__EXERCISE DIRECTIONS__: All of the data should be restated word for word, with the pictures omitted.

__MATERIAL FOR THIS EXERCISE__:

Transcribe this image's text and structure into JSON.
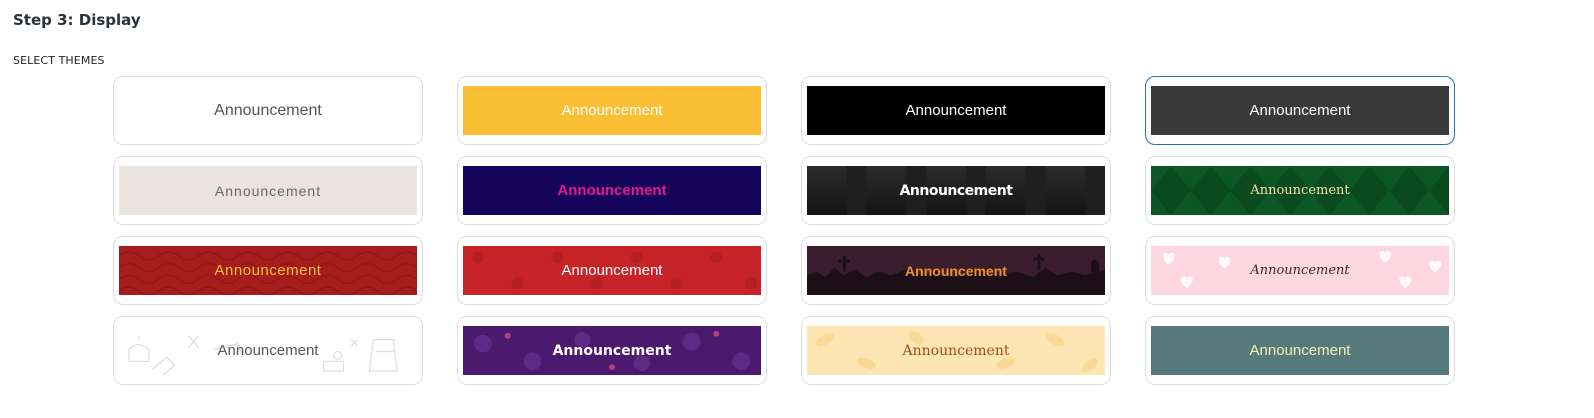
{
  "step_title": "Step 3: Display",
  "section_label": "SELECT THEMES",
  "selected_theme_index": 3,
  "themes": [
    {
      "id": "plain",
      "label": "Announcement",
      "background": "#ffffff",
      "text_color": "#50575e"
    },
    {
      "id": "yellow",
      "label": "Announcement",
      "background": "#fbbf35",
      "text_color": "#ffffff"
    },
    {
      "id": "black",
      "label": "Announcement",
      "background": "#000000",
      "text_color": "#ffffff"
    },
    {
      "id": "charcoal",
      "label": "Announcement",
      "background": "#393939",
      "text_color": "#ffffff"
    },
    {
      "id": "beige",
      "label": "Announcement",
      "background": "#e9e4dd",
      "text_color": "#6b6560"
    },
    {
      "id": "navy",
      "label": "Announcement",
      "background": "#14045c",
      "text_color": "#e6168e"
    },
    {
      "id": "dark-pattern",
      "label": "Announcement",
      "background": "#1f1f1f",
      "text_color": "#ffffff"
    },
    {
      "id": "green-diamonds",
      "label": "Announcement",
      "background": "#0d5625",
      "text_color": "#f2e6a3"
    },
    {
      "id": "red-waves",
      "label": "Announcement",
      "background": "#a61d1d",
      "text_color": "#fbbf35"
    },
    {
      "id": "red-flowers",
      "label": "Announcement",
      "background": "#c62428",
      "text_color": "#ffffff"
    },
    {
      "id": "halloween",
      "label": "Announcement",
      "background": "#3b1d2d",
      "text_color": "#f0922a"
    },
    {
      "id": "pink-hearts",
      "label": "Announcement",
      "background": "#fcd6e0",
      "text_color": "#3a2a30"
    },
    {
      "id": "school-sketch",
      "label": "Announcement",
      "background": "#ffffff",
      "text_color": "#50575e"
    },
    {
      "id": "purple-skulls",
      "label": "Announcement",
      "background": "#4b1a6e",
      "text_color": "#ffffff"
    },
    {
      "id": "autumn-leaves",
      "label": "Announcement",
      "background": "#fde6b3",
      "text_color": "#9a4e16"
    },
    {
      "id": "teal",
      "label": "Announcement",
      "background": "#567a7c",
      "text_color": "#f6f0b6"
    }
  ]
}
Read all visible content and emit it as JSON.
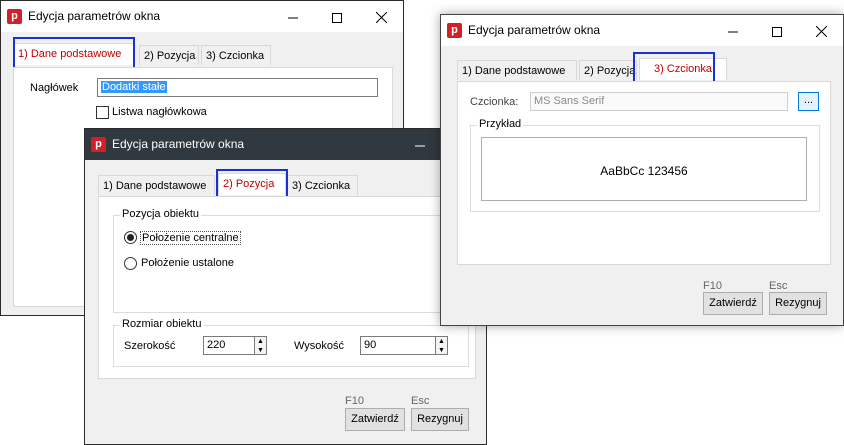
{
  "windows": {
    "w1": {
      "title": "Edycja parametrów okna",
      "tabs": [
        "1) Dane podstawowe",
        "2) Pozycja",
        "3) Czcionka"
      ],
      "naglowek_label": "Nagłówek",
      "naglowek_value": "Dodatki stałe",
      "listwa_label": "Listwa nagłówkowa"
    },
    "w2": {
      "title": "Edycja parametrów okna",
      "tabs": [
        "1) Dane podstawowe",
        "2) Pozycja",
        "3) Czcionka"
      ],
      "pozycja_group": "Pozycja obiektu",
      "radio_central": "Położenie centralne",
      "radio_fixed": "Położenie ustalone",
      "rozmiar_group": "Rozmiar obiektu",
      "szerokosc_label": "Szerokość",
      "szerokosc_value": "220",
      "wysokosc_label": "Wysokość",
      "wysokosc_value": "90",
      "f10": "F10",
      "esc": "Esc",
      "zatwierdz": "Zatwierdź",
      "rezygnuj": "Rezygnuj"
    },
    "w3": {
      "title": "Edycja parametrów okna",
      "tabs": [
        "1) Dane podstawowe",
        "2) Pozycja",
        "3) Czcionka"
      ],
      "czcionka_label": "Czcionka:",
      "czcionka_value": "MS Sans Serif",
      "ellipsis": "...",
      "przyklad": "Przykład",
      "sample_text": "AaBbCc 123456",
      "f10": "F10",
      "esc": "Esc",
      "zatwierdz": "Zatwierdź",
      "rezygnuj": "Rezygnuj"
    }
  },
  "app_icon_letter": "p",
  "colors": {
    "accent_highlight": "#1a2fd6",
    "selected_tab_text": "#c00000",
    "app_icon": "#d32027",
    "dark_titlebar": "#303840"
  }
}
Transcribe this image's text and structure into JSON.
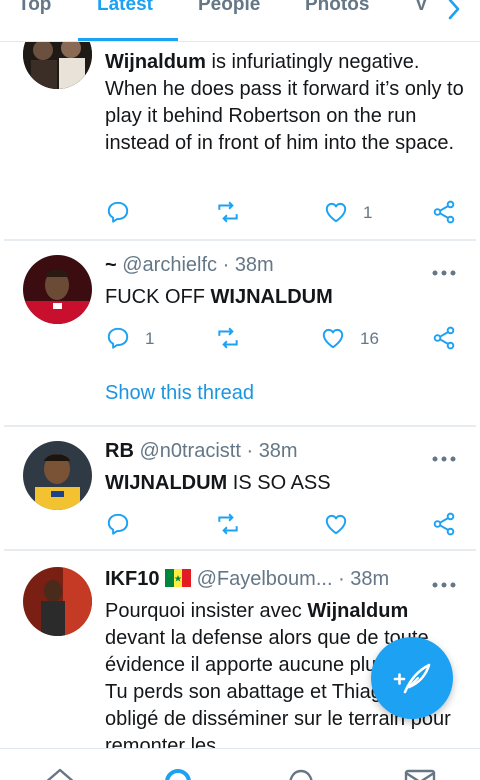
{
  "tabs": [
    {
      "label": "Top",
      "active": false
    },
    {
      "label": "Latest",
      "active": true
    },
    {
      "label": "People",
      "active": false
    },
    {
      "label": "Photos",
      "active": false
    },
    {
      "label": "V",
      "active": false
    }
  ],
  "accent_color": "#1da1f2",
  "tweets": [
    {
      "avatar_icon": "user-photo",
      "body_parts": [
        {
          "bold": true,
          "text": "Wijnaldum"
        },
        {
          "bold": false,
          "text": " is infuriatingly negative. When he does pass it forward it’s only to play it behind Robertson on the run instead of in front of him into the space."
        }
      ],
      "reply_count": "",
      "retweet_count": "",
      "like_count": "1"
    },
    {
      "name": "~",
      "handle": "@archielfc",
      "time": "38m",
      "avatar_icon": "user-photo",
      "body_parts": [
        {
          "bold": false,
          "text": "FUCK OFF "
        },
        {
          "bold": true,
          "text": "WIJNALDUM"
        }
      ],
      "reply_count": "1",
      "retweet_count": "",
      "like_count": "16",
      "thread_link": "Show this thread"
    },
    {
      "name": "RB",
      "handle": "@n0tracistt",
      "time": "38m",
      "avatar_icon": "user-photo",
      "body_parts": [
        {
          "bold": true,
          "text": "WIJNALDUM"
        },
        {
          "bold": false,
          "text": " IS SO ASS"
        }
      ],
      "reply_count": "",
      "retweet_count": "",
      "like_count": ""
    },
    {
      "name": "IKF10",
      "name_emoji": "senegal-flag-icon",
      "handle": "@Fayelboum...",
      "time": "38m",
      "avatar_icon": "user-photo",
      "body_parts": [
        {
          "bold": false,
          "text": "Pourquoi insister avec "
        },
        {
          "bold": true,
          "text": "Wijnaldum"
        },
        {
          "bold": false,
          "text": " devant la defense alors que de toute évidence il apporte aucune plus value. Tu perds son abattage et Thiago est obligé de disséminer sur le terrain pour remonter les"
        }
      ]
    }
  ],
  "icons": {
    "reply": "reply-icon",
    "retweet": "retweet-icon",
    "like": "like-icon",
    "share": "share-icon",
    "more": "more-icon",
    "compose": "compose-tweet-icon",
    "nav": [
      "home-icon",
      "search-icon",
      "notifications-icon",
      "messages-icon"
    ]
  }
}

__ANSWER BOX__:
Transcribe this image's text and structure into JSON.
{
  "step_title": "Step 3: Display",
  "section_label": "SELECT THEMES",
  "selected_theme_index": 3,
  "themes": [
    {
      "id": "plain",
      "label": "Announcement",
      "background": "#ffffff",
      "text_color": "#50575e"
    },
    {
      "id": "yellow",
      "label": "Announcement",
      "background": "#fbbf35",
      "text_color": "#ffffff"
    },
    {
      "id": "black",
      "label": "Announcement",
      "background": "#000000",
      "text_color": "#ffffff"
    },
    {
      "id": "charcoal",
      "label": "Announcement",
      "background": "#393939",
      "text_color": "#ffffff"
    },
    {
      "id": "beige",
      "label": "Announcement",
      "background": "#e9e4dd",
      "text_color": "#6b6560"
    },
    {
      "id": "navy",
      "label": "Announcement",
      "background": "#14045c",
      "text_color": "#e6168e"
    },
    {
      "id": "dark-pattern",
      "label": "Announcement",
      "background": "#1f1f1f",
      "text_color": "#ffffff"
    },
    {
      "id": "green-diamonds",
      "label": "Announcement",
      "background": "#0d5625",
      "text_color": "#f2e6a3"
    },
    {
      "id": "red-waves",
      "label": "Announcement",
      "background": "#a61d1d",
      "text_color": "#fbbf35"
    },
    {
      "id": "red-flowers",
      "label": "Announcement",
      "background": "#c62428",
      "text_color": "#ffffff"
    },
    {
      "id": "halloween",
      "label": "Announcement",
      "background": "#3b1d2d",
      "text_color": "#f0922a"
    },
    {
      "id": "pink-hearts",
      "label": "Announcement",
      "background": "#fcd6e0",
      "text_color": "#3a2a30"
    },
    {
      "id": "school-sketch",
      "label": "Announcement",
      "background": "#ffffff",
      "text_color": "#50575e"
    },
    {
      "id": "purple-skulls",
      "label": "Announcement",
      "background": "#4b1a6e",
      "text_color": "#ffffff"
    },
    {
      "id": "autumn-leaves",
      "label": "Announcement",
      "background": "#fde6b3",
      "text_color": "#9a4e16"
    },
    {
      "id": "teal",
      "label": "Announcement",
      "background": "#567a7c",
      "text_color": "#f6f0b6"
    }
  ]
}
Read all visible content and emit it as JSON.
{
  "windows": {
    "w1": {
      "title": "Edycja parametrów okna",
      "tabs": [
        "1) Dane podstawowe",
        "2) Pozycja",
        "3) Czcionka"
      ],
      "naglowek_label": "Nagłówek",
      "naglowek_value": "Dodatki stałe",
      "listwa_label": "Listwa nagłówkowa"
    },
    "w2": {
      "title": "Edycja parametrów okna",
      "tabs": [
        "1) Dane podstawowe",
        "2) Pozycja",
        "3) Czcionka"
      ],
      "pozycja_group": "Pozycja obiektu",
      "radio_central": "Położenie centralne",
      "radio_fixed": "Położenie ustalone",
      "rozmiar_group": "Rozmiar obiektu",
      "szerokosc_label": "Szerokość",
      "szerokosc_value": "220",
      "wysokosc_label": "Wysokość",
      "wysokosc_value": "90",
      "f10": "F10",
      "esc": "Esc",
      "zatwierdz": "Zatwierdź",
      "rezygnuj": "Rezygnuj"
    },
    "w3": {
      "title": "Edycja parametrów okna",
      "tabs": [
        "1) Dane podstawowe",
        "2) Pozycja",
        "3) Czcionka"
      ],
      "czcionka_label": "Czcionka:",
      "czcionka_value": "MS Sans Serif",
      "ellipsis": "...",
      "przyklad": "Przykład",
      "sample_text": "AaBbCc 123456",
      "f10": "F10",
      "esc": "Esc",
      "zatwierdz": "Zatwierdź",
      "rezygnuj": "Rezygnuj"
    }
  },
  "app_icon_letter": "p",
  "colors": {
    "accent_highlight": "#1a2fd6",
    "selected_tab_text": "#c00000",
    "app_icon": "#d32027",
    "dark_titlebar": "#303840"
  }
}
Transcribe this image's text and structure into JSON.
{
  "tabs": [
    {
      "label": "Top",
      "active": false
    },
    {
      "label": "Latest",
      "active": true
    },
    {
      "label": "People",
      "active": false
    },
    {
      "label": "Photos",
      "active": false
    },
    {
      "label": "V",
      "active": false
    }
  ],
  "accent_color": "#1da1f2",
  "tweets": [
    {
      "avatar_icon": "user-photo",
      "body_parts": [
        {
          "bold": true,
          "text": "Wijnaldum"
        },
        {
          "bold": false,
          "text": " is infuriatingly negative. When he does pass it forward it’s only to play it behind Robertson on the run instead of in front of him into the space."
        }
      ],
      "reply_count": "",
      "retweet_count": "",
      "like_count": "1"
    },
    {
      "name": "~",
      "handle": "@archielfc",
      "time": "38m",
      "avatar_icon": "user-photo",
      "body_parts": [
        {
          "bold": false,
          "text": "FUCK OFF "
        },
        {
          "bold": true,
          "text": "WIJNALDUM"
        }
      ],
      "reply_count": "1",
      "retweet_count": "",
      "like_count": "16",
      "thread_link": "Show this thread"
    },
    {
      "name": "RB",
      "handle": "@n0tracistt",
      "time": "38m",
      "avatar_icon": "user-photo",
      "body_parts": [
        {
          "bold": true,
          "text": "WIJNALDUM"
        },
        {
          "bold": false,
          "text": " IS SO ASS"
        }
      ],
      "reply_count": "",
      "retweet_count": "",
      "like_count": ""
    },
    {
      "name": "IKF10",
      "name_emoji": "senegal-flag-icon",
      "handle": "@Fayelboum...",
      "time": "38m",
      "avatar_icon": "user-photo",
      "body_parts": [
        {
          "bold": false,
          "text": "Pourquoi insister avec "
        },
        {
          "bold": true,
          "text": "Wijnaldum"
        },
        {
          "bold": false,
          "text": " devant la defense alors que de toute évidence il apporte aucune plus value. Tu perds son abattage et Thiago est obligé de disséminer sur le terrain pour remonter les"
        }
      ]
    }
  ],
  "icons": {
    "reply": "reply-icon",
    "retweet": "retweet-icon",
    "like": "like-icon",
    "share": "share-icon",
    "more": "more-icon",
    "compose": "compose-tweet-icon",
    "nav": [
      "home-icon",
      "search-icon",
      "notifications-icon",
      "messages-icon"
    ]
  }
}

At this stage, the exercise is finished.